• **Work task**: Filter the data below, keeping only lines that contain "solutions".

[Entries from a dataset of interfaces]
# # #
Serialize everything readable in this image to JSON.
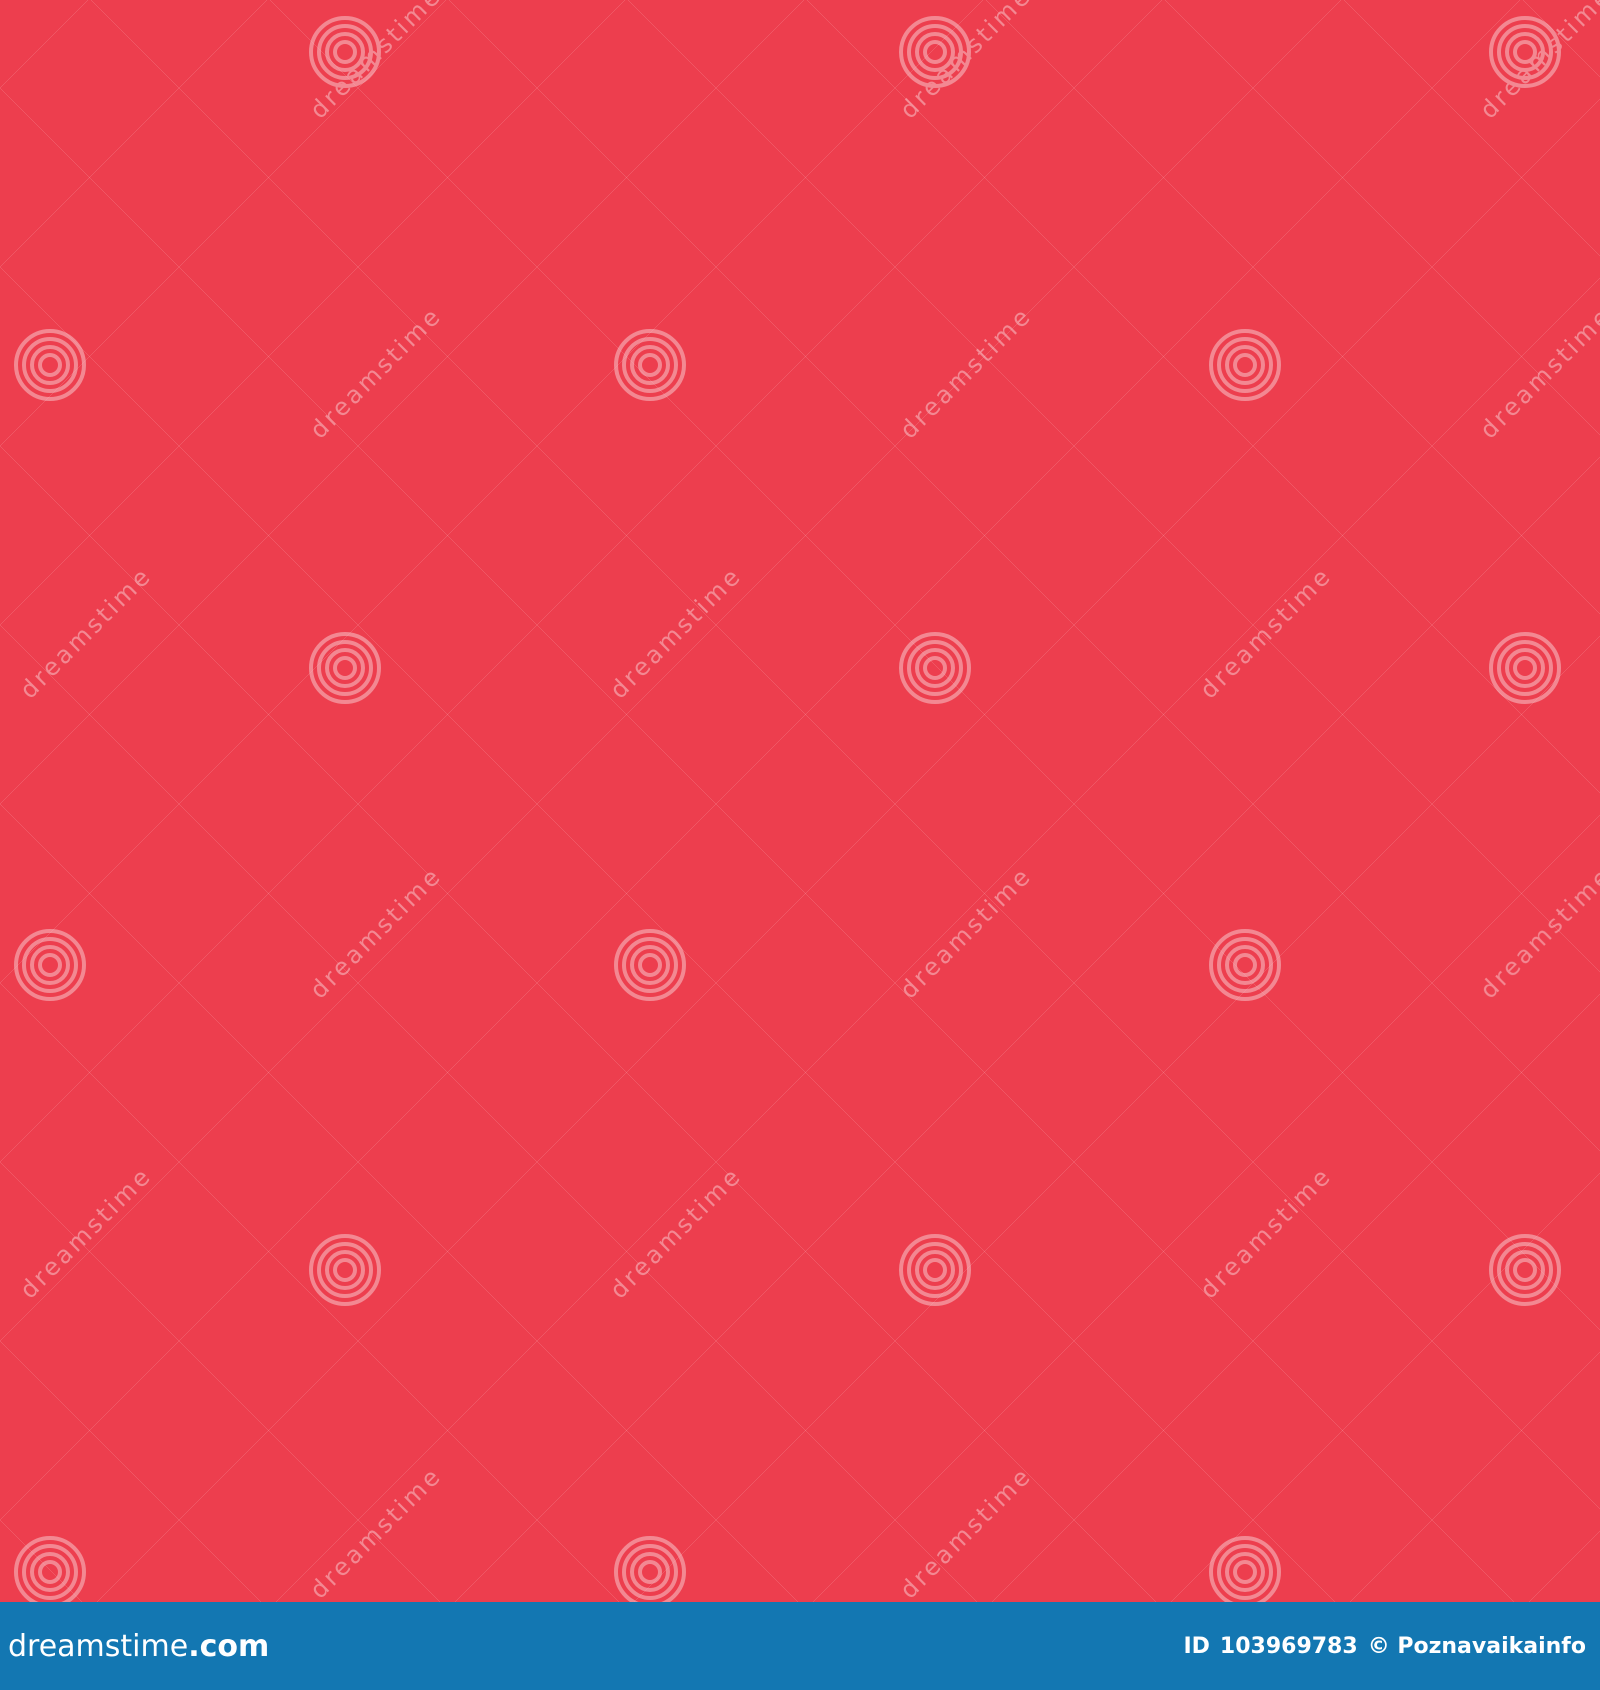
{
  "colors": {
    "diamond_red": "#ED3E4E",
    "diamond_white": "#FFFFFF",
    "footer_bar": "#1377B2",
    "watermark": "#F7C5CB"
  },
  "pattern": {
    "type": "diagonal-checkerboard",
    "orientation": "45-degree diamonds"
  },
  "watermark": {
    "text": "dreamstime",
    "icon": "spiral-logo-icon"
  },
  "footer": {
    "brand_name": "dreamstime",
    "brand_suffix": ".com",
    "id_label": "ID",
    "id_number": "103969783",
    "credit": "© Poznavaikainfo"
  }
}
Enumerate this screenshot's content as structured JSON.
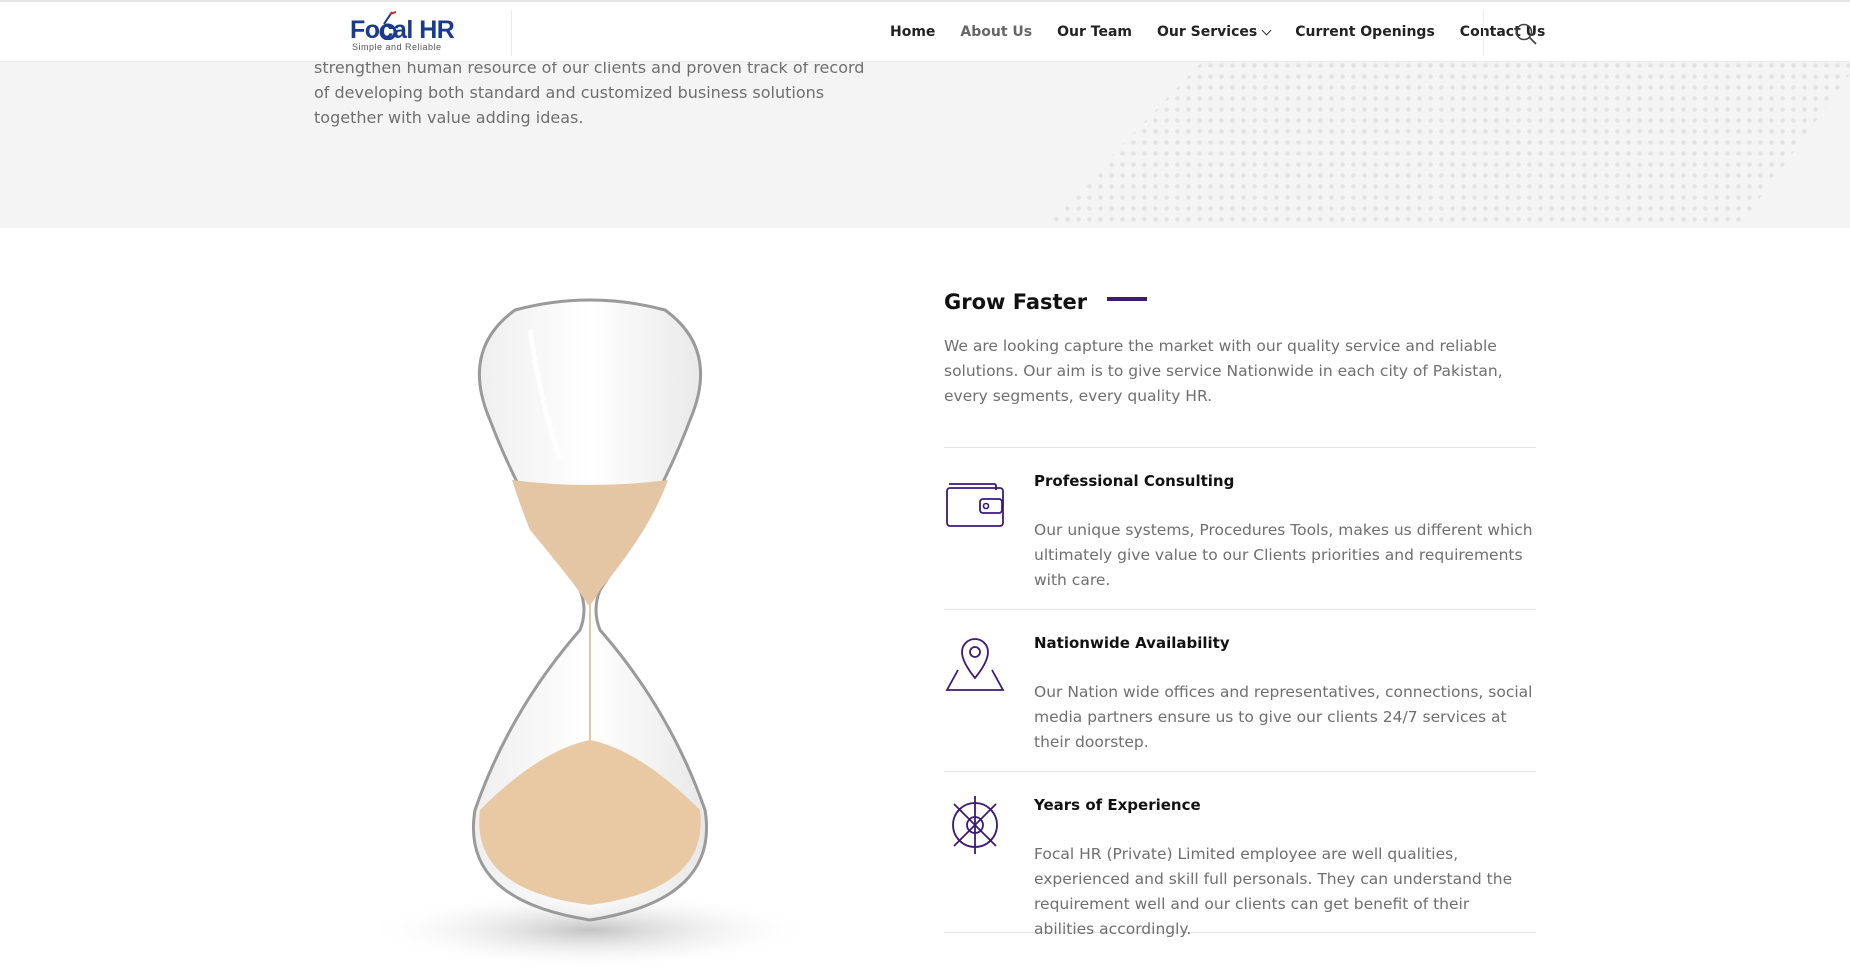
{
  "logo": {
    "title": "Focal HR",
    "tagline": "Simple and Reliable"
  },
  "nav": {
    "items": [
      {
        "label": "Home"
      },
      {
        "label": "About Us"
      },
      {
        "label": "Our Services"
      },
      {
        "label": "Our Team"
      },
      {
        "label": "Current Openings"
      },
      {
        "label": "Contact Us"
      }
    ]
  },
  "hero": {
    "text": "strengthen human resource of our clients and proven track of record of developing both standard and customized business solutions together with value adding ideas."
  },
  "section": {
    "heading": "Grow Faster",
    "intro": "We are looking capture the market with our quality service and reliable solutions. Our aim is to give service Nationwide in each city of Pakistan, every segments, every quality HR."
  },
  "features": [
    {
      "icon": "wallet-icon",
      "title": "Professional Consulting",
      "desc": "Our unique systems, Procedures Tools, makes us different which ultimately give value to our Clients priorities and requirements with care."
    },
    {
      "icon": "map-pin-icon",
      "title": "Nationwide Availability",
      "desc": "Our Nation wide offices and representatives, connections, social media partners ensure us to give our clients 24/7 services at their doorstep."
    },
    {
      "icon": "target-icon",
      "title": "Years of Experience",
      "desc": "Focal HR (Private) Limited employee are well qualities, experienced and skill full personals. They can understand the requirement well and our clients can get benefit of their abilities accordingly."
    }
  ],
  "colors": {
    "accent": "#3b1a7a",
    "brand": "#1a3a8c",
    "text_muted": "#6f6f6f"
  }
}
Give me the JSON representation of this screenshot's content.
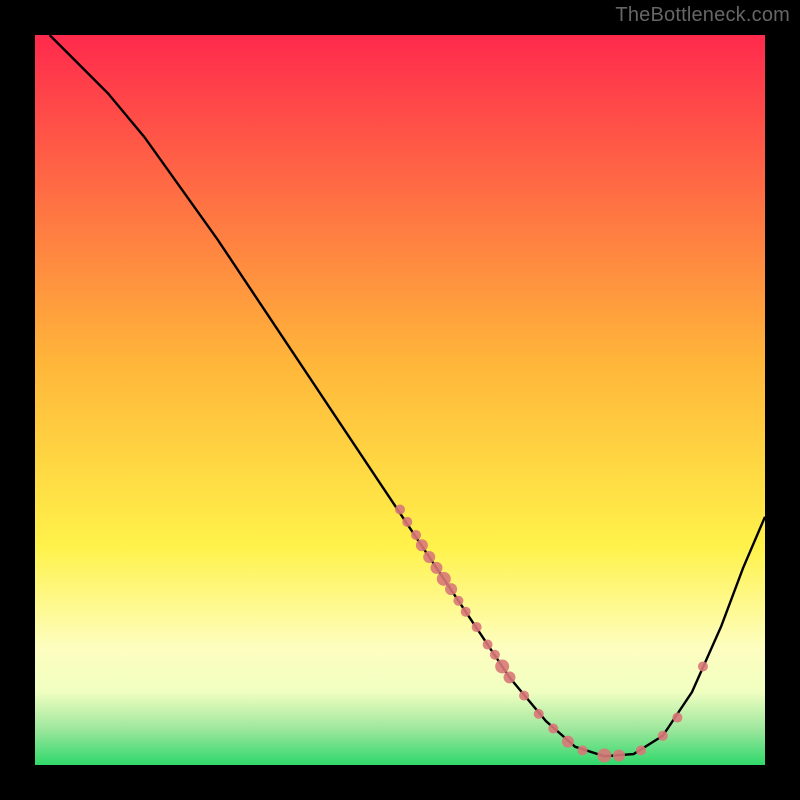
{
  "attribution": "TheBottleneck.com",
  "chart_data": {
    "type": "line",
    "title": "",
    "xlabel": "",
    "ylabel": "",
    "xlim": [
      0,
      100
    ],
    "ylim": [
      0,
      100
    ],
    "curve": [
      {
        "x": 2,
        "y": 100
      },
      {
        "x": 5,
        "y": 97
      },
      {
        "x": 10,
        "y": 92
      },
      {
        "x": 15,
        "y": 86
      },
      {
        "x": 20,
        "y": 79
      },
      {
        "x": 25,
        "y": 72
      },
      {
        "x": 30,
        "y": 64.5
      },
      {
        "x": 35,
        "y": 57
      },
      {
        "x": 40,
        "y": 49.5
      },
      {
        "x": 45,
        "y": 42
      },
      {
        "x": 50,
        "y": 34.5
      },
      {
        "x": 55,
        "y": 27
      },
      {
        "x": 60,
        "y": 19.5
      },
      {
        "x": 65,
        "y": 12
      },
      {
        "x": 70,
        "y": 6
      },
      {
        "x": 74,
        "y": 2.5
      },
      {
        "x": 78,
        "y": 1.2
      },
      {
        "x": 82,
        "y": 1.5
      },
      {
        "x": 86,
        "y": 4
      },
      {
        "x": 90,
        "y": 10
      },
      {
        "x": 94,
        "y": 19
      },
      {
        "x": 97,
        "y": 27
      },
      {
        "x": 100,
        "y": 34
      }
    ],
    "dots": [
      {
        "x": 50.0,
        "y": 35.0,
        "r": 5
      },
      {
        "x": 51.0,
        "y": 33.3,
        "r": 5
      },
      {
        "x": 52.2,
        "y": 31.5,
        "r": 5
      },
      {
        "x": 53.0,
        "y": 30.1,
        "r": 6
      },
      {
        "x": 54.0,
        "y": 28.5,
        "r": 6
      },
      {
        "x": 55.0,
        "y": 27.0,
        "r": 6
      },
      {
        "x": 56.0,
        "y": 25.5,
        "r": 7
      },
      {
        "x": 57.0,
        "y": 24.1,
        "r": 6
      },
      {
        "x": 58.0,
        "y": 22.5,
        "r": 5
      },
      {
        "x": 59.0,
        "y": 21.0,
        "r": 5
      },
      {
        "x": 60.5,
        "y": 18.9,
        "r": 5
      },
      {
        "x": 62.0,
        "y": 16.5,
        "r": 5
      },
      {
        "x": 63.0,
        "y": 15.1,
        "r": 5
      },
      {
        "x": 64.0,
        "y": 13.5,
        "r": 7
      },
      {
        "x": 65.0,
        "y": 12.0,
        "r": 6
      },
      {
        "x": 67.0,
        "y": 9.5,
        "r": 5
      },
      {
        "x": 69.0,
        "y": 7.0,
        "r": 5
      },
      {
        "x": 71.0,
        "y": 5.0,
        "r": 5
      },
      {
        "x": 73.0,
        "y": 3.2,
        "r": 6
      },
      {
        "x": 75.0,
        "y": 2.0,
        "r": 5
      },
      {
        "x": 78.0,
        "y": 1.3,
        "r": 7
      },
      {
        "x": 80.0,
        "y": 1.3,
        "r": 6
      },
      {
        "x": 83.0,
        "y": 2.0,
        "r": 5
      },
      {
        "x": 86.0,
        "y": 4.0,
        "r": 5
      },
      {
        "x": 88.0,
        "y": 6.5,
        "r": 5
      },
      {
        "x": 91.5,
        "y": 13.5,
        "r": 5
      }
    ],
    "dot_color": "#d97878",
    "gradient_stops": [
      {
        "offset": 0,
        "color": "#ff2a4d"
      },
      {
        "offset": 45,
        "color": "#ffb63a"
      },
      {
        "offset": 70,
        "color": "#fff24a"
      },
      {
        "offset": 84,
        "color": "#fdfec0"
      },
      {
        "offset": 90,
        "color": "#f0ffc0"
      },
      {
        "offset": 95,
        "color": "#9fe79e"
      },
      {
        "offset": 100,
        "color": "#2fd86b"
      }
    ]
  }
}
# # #
• **Response for this exercise**:
    "text": "strengthen human resource of our clients and proven track of record of developing both standard and customized business solutions together with value adding ideas."
    "intro": "We are looking capture the market with our quality service and reliable solutions. Our aim is to give service Nationwide in each city of Pakistan, every segments, every quality HR."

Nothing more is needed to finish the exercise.